> Supplied material
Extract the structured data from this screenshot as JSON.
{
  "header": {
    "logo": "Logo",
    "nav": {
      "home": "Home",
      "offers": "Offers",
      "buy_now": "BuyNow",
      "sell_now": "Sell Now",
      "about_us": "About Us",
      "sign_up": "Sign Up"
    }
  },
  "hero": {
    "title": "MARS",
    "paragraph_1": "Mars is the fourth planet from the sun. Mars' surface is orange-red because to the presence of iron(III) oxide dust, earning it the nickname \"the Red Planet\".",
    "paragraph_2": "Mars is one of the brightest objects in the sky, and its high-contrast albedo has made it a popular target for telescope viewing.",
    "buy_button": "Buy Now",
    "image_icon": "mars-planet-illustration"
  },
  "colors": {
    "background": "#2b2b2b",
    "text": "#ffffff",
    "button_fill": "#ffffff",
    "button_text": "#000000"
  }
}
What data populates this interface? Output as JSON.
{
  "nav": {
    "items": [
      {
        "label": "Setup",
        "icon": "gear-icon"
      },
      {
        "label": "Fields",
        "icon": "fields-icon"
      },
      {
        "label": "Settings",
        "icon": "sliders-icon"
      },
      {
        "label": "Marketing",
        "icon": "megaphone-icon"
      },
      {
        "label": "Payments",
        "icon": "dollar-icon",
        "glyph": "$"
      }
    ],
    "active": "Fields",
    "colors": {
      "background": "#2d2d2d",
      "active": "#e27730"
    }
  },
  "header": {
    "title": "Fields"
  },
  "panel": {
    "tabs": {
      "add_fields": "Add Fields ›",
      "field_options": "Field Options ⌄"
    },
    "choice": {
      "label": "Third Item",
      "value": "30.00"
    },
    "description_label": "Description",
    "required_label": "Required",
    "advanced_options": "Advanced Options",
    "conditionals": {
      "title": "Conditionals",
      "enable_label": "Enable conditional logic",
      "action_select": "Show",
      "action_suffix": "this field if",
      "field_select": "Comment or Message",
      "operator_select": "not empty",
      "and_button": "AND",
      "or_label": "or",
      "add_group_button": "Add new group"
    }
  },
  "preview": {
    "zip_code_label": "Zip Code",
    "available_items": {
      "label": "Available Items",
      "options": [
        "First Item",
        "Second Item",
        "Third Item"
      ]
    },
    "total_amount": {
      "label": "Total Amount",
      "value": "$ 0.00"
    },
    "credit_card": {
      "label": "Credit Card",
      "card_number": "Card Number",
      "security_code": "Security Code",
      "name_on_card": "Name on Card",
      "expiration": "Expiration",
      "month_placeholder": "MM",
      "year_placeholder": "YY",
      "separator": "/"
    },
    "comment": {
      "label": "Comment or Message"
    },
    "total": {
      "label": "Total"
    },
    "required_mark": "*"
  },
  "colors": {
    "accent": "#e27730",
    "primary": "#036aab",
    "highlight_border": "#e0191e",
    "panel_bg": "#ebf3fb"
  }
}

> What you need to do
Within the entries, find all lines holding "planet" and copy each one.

> Solution for this problem
    "paragraph_1": "Mars is the fourth planet from the sun. Mars' surface is orange-red because to the presence of iron(III) oxide dust, earning it the nickname \"the Red Planet\".",
    "image_icon": "mars-planet-illustration"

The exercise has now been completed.